The iPhone Antennagate is, for most intents and purposes, over. Apple's free-case quick fix for the problem tamped down consumer anger -- and Apple's great earnings report blasted its problems off the front page. Analysts predict the issue won't materially affect the company's next financial reports.
The long-term impacts of the problem are less clear. Will unforeseen negative repercussions emerge in the future? Did Antennagate cause some kind of fundamental shift in Apple's relationship with its core fans?
There are scholars who study Apple's consumers as religious devotees. Consumer behavior specialists Russell Belk of York University and Gulnur Tumbat of San Francisco State, even put together a framework for assessing Apple's mystical mythology. The company was built on four key myths, they argued.
Here are the four narratives, as summarized by media scholar Texas A&M's Heidi Campbell, who distilled their work for her May paper "How the iPhone became divine":
- a creation myth highlighting the counter-cultural origin and emergence of the Apple Mac as a transformative moment;
- a hero myth presenting the Mac and its founder Jobs as saving its users from the corporate domination of the PC world;
- a satanic myth that presents Bill Gates as the enemy of Mac loyalists;
- and, finally, a resurrection myth of Jobs returning to save the failing company...

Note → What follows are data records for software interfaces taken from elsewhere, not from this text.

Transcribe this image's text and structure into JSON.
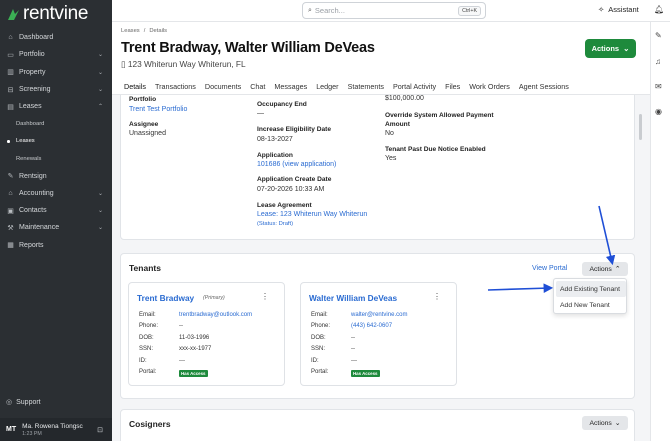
{
  "brand": {
    "name": "rentvine"
  },
  "sidebar": {
    "items": [
      {
        "label": "Dashboard",
        "icon": "dashboard-icon",
        "chevron": false
      },
      {
        "label": "Portfolio",
        "icon": "folder-icon",
        "chevron": true
      },
      {
        "label": "Property",
        "icon": "chart-icon",
        "chevron": true
      },
      {
        "label": "Screening",
        "icon": "filter-icon",
        "chevron": true
      },
      {
        "label": "Leases",
        "icon": "document-icon",
        "chevron": true,
        "expanded": true
      }
    ],
    "lease_sub": [
      {
        "label": "Dashboard"
      },
      {
        "label": "Leases",
        "active": true
      },
      {
        "label": "Renewals"
      }
    ],
    "items2": [
      {
        "label": "Rentsign",
        "icon": "pen-icon",
        "chevron": false
      },
      {
        "label": "Accounting",
        "icon": "bank-icon",
        "chevron": true
      },
      {
        "label": "Contacts",
        "icon": "contacts-icon",
        "chevron": true
      },
      {
        "label": "Maintenance",
        "icon": "wrench-icon",
        "chevron": true
      },
      {
        "label": "Reports",
        "icon": "reports-icon",
        "chevron": false
      }
    ],
    "support_label": "Support",
    "user": {
      "initials": "MT",
      "name": "Ma. Rowena Tiongsc",
      "time": "1:23 PM"
    }
  },
  "topbar": {
    "search_placeholder": "Search...",
    "shortcut": "Ctrl+K",
    "assistant_label": "Assistant"
  },
  "header": {
    "breadcrumb": [
      "Leases",
      "/",
      "Details"
    ],
    "title": "Trent Bradway, Walter William DeVeas",
    "address": "123 Whiterun Way Whiterun, FL",
    "actions_label": "Actions",
    "tabs": [
      "Details",
      "Transactions",
      "Documents",
      "Chat",
      "Messages",
      "Ledger",
      "Statements",
      "Portal Activity",
      "Files",
      "Work Orders",
      "Agent Sessions"
    ]
  },
  "details": {
    "portfolio_label": "Portfolio",
    "portfolio_value": "Trent Test Portfolio",
    "assignee_label": "Assignee",
    "assignee_value": "Unassigned",
    "occupancy_end_label": "Occupancy End",
    "occupancy_end_value": "—",
    "increase_label": "Increase Eligibility Date",
    "increase_value": "08-13-2027",
    "application_label": "Application",
    "application_value": "101686 (view application)",
    "app_create_label": "Application Create Date",
    "app_create_value": "07-20-2026 10:33 AM",
    "lease_agreement_label": "Lease Agreement",
    "lease_agreement_value": "Lease: 123 Whiterun Way Whiterun",
    "lease_agreement_status": "(Status: Draft)",
    "amount_value": "$100,000.00",
    "override_label_1": "Override System Allowed Payment",
    "override_label_2": "Amount",
    "override_value": "No",
    "past_due_label": "Tenant Past Due Notice Enabled",
    "past_due_value": "Yes"
  },
  "tenants": {
    "title": "Tenants",
    "view_portal": "View Portal",
    "actions_label": "Actions",
    "dropdown": [
      "Add Existing Tenant",
      "Add New Tenant"
    ],
    "cards": [
      {
        "name": "Trent Bradway",
        "primary": "(Primary)",
        "email_label": "Email:",
        "email": "trentbradway@outlook.com",
        "phone_label": "Phone:",
        "phone": "--",
        "dob_label": "DOB:",
        "dob": "11-03-1996",
        "ssn_label": "SSN:",
        "ssn": "xxx-xx-1977",
        "id_label": "ID:",
        "id": "---",
        "portal_label": "Portal:",
        "portal": "Has Access"
      },
      {
        "name": "Walter William DeVeas",
        "email_label": "Email:",
        "email": "walter@rentvine.com",
        "phone_label": "Phone:",
        "phone": "(443) 642-0607",
        "dob_label": "DOB:",
        "dob": "--",
        "ssn_label": "SSN:",
        "ssn": "--",
        "id_label": "ID:",
        "id": "---",
        "portal_label": "Portal:",
        "portal": "Has Access"
      }
    ]
  },
  "cosigners": {
    "title": "Cosigners",
    "actions_label": "Actions"
  },
  "colors": {
    "sidebar_bg": "#2b2f33",
    "accent_green": "#1e8a3c",
    "link_blue": "#2a6bd1",
    "annotation_arrow": "#1f4fd6"
  }
}
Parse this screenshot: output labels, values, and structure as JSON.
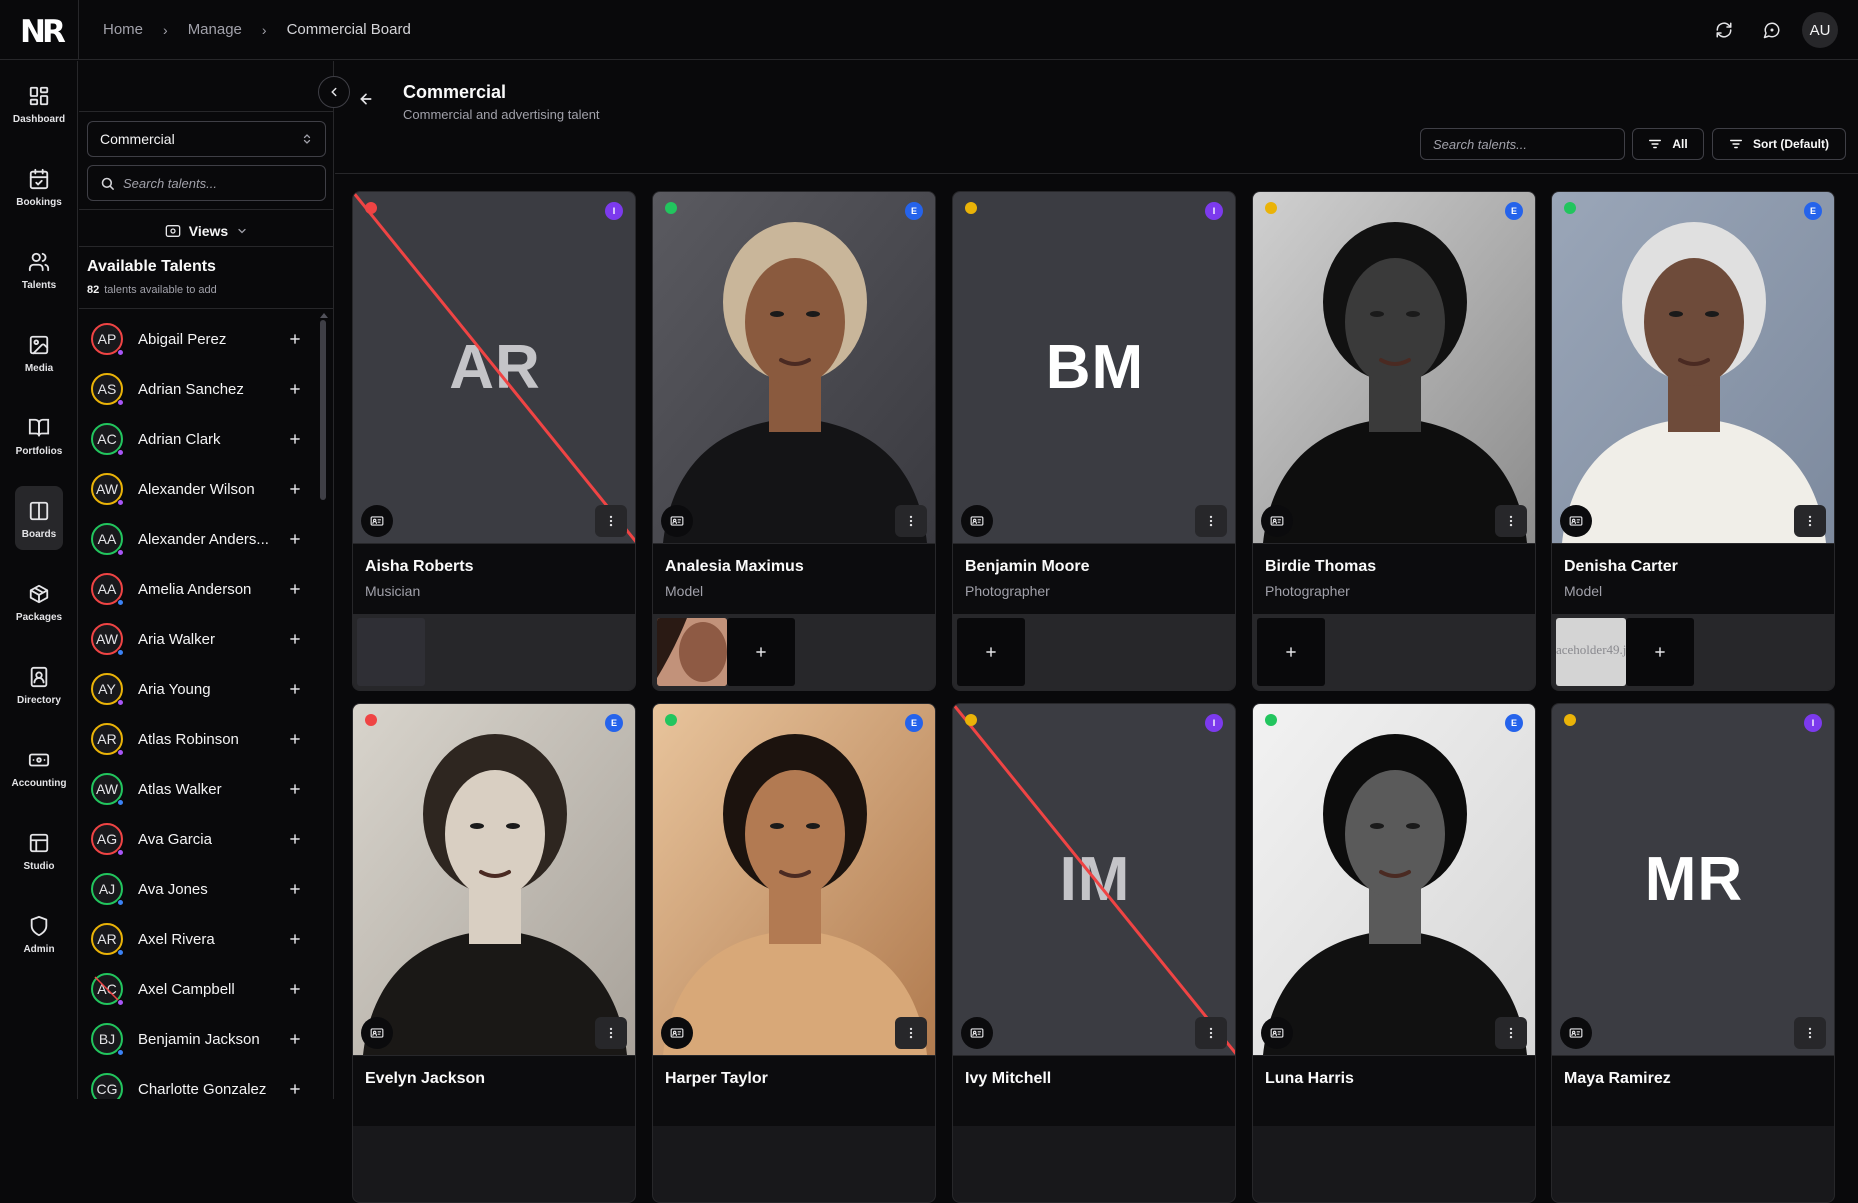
{
  "app": {
    "logo": "NR"
  },
  "breadcrumb": [
    "Home",
    "Manage",
    "Commercial Board"
  ],
  "user": {
    "initials": "AU"
  },
  "nav": [
    {
      "label": "Dashboard",
      "icon": "dashboard-icon"
    },
    {
      "label": "Bookings",
      "icon": "calendar-check-icon"
    },
    {
      "label": "Talents",
      "icon": "users-icon"
    },
    {
      "label": "Media",
      "icon": "image-icon"
    },
    {
      "label": "Portfolios",
      "icon": "book-open-icon"
    },
    {
      "label": "Boards",
      "icon": "columns-icon",
      "active": true
    },
    {
      "label": "Packages",
      "icon": "package-icon"
    },
    {
      "label": "Directory",
      "icon": "contact-book-icon"
    },
    {
      "label": "Accounting",
      "icon": "banknote-icon"
    },
    {
      "label": "Studio",
      "icon": "layout-icon"
    },
    {
      "label": "Admin",
      "icon": "shield-icon"
    }
  ],
  "panel": {
    "board_select": "Commercial",
    "search_placeholder": "Search talents...",
    "views_label": "Views",
    "title": "Available Talents",
    "count": "82",
    "count_suffix": "talents available to add",
    "talents": [
      {
        "initials": "AP",
        "name": "Abigail Perez",
        "ring": "#ef4444",
        "dot": "#a855f7"
      },
      {
        "initials": "AS",
        "name": "Adrian Sanchez",
        "ring": "#eab308",
        "dot": "#a855f7"
      },
      {
        "initials": "AC",
        "name": "Adrian Clark",
        "ring": "#22c55e",
        "dot": "#a855f7"
      },
      {
        "initials": "AW",
        "name": "Alexander Wilson",
        "ring": "#eab308",
        "dot": "#a855f7"
      },
      {
        "initials": "AA",
        "name": "Alexander Anders...",
        "ring": "#22c55e",
        "dot": "#a855f7"
      },
      {
        "initials": "AA",
        "name": "Amelia Anderson",
        "ring": "#ef4444",
        "dot": "#3b82f6"
      },
      {
        "initials": "AW",
        "name": "Aria Walker",
        "ring": "#ef4444",
        "dot": "#3b82f6"
      },
      {
        "initials": "AY",
        "name": "Aria Young",
        "ring": "#eab308",
        "dot": "#a855f7"
      },
      {
        "initials": "AR",
        "name": "Atlas Robinson",
        "ring": "#eab308",
        "dot": "#a855f7"
      },
      {
        "initials": "AW",
        "name": "Atlas Walker",
        "ring": "#22c55e",
        "dot": "#3b82f6"
      },
      {
        "initials": "AG",
        "name": "Ava Garcia",
        "ring": "#ef4444",
        "dot": "#a855f7"
      },
      {
        "initials": "AJ",
        "name": "Ava Jones",
        "ring": "#22c55e",
        "dot": "#3b82f6"
      },
      {
        "initials": "AR",
        "name": "Axel Rivera",
        "ring": "#eab308",
        "dot": "#3b82f6"
      },
      {
        "initials": "AC",
        "name": "Axel Campbell",
        "ring": "#22c55e",
        "dot": "#a855f7",
        "struck": true
      },
      {
        "initials": "BJ",
        "name": "Benjamin Jackson",
        "ring": "#22c55e",
        "dot": "#3b82f6"
      },
      {
        "initials": "CG",
        "name": "Charlotte Gonzalez",
        "ring": "#22c55e",
        "dot": "#3b82f6"
      }
    ]
  },
  "main": {
    "title": "Commercial",
    "subtitle": "Commercial and advertising talent",
    "search_placeholder": "Search talents...",
    "filter_label": "All",
    "sort_label": "Sort (Default)"
  },
  "cards": [
    {
      "name": "Aisha Roberts",
      "role": "Musician",
      "initials": "AR",
      "photo": false,
      "struck": true,
      "status": "#ef4444",
      "badge": "I",
      "strip": "empty"
    },
    {
      "name": "Analesia Maximus",
      "role": "Model",
      "photo": true,
      "tone": "dark-turtleneck",
      "status": "#22c55e",
      "badge": "E",
      "strip": "thumb-photo"
    },
    {
      "name": "Benjamin Moore",
      "role": "Photographer",
      "initials": "BM",
      "photo": false,
      "struck": false,
      "status": "#eab308",
      "badge": "I",
      "strip": "add"
    },
    {
      "name": "Birdie Thomas",
      "role": "Photographer",
      "photo": true,
      "tone": "bw-curly",
      "status": "#eab308",
      "badge": "E",
      "strip": "add"
    },
    {
      "name": "Denisha Carter",
      "role": "Model",
      "photo": true,
      "tone": "white-top",
      "status": "#22c55e",
      "badge": "E",
      "strip": "thumb-placeholder",
      "placeholder_text": "aceholder49.j"
    },
    {
      "name": "Evelyn Jackson",
      "role": "",
      "photo": true,
      "tone": "sepia-hair",
      "status": "#ef4444",
      "badge": "E"
    },
    {
      "name": "Harper Taylor",
      "role": "",
      "photo": true,
      "tone": "warm-curly",
      "status": "#22c55e",
      "badge": "E"
    },
    {
      "name": "Ivy Mitchell",
      "role": "",
      "initials": "IM",
      "photo": false,
      "struck": true,
      "status": "#eab308",
      "badge": "I"
    },
    {
      "name": "Luna Harris",
      "role": "",
      "photo": true,
      "tone": "bw-afro",
      "status": "#22c55e",
      "badge": "E"
    },
    {
      "name": "Maya Ramirez",
      "role": "",
      "initials": "MR",
      "photo": false,
      "struck": false,
      "status": "#eab308",
      "badge": "I"
    }
  ],
  "colors": {
    "badge_I": "#7c3aed",
    "badge_E": "#2563eb",
    "strike": "#ef4444"
  }
}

The stories they identified aren't myths in the sense that they aren't true, but more in the Joseph Campbell sense of being a story that helps people make sense of their relationship with the world. These ideas are where consumers attach to attachment Apple, so we thought it would make sense to see whether what happened during the affair could undermine any of these key beliefs.